Some of the images:
Iowa Public Television announcer.
Senator Cory Booker (D) with Iowa Public Television interviewer David Yepson.
Early this evening over a hundred indivuduals gathered at a winery across from the balloon field in Indianola, Iowa to hear from Senator Cory Booker (D), a candidate for President in 2020.
Senator Cory Booker (D)
Senator Cory Booker (D): …So, I want to end by telling you hope, and why this has been two of the most hopeful years of my life. Because hope is the active conviction that despair will not have the last word. When there was the Muslim ban I, I ran out to Dulles Airport because I was a lawyer and I heard that they were detaining people without access to lawyers. And I got to Dulles Airport and the concourse was full of one of the most beautiful things I’ve ever seen as an American. Hundreds and hundreds of Americans piling into that concourse demanding justice, demanding the release of detained people. And every time a Muslim family not from this country emerged out of the gate everybody erupted into songs. Singing patriotic songs. There were guys with yarmulkes…cheering Muslims coming off a plane. That’s America. [….] Hope is the active conviction that despair will not have the last word. [….][after the inauguration] …And so I went home that night, and I’m telling the truth, I’m being seduced by despair now, I curl up in a ball and I’ve got a headache, I’m worrying. And the next morning I wake up to a chorus of Miss Virginia Jones’s, millions of women from coast to coast, said to me, Cory, despair will not have the last word. I’m bringing the hope. Hate won’t have the last word, I’m bringing the love. Sexism won’t have the last word, I’m bringing the equality. They said to me, Cory Booker, as if they were pointing to me…this is not a time to curl up, it’s not a time to shut up, it’s definitely not a time to give up. It’s time to get up. It’s time to rise up. It’s time to speak up. And so I ask you all right now, in this moral moment in our country what will we do? Each and every one of us has the power to make change in greater ways than we think. We’re stronger than we know. We’re more beautiful than we realize.[….] This is a moment now where we need the best of who we are. We need our traditions, the ones that go back to Birmingham, Selma. The ones that go back to Stonewall. And Seneca. When American gathered together and said our country is going wrong we’re going to make it right. I want to ask everybody in this room right now. I want you to caucus for me, but whatever you do, between now and six hundred days from now, what ever you do, don’t let this election be small. Don’t let it be about just one man and one office. Don’t let it be just about what you’re against. Let this be the moment in American history that we can again revive ideals of civic grace. That we call upon our neighbors to have a more courageous empathy for those people who are hurting, those people who are left out, those people who can’t afford their healthcare, those people who are getting starved in public education. Let this be a moment where we not just show courageous empathy, but we revive ideals of love and seek a loving community. If we can make this a big election, a big moment for America, yeah, we’re in the pit but we can go to the palace.[….] Well, it’s time for this generation to dream again. Dream that we can save this planet from peril. Dream that we can have cathedrals of learning for our kids. Dream that we can have healthcare for all. It’s time for defiant dreams.

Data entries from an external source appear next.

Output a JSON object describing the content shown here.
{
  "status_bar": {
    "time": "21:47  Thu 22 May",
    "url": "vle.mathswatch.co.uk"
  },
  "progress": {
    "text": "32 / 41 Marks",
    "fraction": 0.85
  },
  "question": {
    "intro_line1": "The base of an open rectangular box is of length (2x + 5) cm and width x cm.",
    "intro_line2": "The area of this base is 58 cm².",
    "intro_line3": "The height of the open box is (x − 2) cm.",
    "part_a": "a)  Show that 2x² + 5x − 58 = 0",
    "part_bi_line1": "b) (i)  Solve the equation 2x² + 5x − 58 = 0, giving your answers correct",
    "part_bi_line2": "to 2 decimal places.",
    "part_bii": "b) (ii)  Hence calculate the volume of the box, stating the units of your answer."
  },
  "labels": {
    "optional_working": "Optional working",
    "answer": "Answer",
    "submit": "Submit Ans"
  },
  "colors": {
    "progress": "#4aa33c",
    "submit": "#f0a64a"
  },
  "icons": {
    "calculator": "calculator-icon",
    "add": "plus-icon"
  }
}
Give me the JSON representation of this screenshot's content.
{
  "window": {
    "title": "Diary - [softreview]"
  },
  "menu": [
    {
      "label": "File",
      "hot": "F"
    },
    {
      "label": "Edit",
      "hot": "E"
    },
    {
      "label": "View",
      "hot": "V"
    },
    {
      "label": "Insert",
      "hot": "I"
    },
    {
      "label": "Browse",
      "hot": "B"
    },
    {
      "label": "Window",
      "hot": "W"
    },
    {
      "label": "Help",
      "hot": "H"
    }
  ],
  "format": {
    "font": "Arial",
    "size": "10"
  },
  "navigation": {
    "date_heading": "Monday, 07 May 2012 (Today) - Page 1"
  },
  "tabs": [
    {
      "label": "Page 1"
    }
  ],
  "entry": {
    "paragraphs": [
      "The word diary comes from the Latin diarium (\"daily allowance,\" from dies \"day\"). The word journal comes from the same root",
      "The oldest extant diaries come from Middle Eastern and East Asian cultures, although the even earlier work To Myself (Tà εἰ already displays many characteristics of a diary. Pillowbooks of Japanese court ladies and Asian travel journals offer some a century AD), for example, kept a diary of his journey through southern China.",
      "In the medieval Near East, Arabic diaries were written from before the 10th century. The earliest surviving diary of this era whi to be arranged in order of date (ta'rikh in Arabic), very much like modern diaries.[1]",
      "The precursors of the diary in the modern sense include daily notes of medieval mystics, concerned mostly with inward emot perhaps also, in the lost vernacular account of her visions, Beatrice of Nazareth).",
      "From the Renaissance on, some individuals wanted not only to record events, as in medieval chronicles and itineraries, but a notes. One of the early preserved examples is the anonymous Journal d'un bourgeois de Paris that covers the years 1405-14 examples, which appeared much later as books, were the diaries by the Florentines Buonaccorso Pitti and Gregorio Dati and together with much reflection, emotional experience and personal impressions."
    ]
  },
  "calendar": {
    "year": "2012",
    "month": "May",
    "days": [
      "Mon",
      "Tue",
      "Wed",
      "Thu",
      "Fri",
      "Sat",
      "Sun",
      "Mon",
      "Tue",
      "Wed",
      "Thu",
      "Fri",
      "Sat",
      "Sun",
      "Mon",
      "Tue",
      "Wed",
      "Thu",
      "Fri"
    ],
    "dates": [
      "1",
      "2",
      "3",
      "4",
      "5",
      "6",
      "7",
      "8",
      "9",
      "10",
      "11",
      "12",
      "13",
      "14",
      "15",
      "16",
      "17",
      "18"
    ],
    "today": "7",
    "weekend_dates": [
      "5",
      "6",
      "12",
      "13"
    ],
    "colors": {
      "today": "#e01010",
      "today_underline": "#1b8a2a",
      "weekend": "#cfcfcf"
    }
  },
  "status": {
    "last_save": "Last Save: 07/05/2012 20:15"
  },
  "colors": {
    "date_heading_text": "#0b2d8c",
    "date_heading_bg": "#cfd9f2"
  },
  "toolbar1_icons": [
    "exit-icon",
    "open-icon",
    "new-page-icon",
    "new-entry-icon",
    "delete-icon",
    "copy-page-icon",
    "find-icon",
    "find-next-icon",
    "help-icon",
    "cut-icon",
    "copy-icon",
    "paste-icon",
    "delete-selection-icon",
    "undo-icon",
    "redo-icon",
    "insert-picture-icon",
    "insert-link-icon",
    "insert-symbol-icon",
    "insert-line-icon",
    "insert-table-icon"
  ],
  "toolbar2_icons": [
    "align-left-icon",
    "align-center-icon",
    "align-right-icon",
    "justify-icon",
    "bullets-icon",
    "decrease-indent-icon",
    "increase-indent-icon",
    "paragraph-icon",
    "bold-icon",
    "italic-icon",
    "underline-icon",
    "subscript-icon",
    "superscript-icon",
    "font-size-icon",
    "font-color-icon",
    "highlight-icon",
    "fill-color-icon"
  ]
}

Daring dreams. And bold dreams. And if we dream together, and work together, and struggle together, and turn common pain into common purpose I promise you, we won’t just elect a new president in the White House, we will as a whole, as a nation, we will rise. Thank you.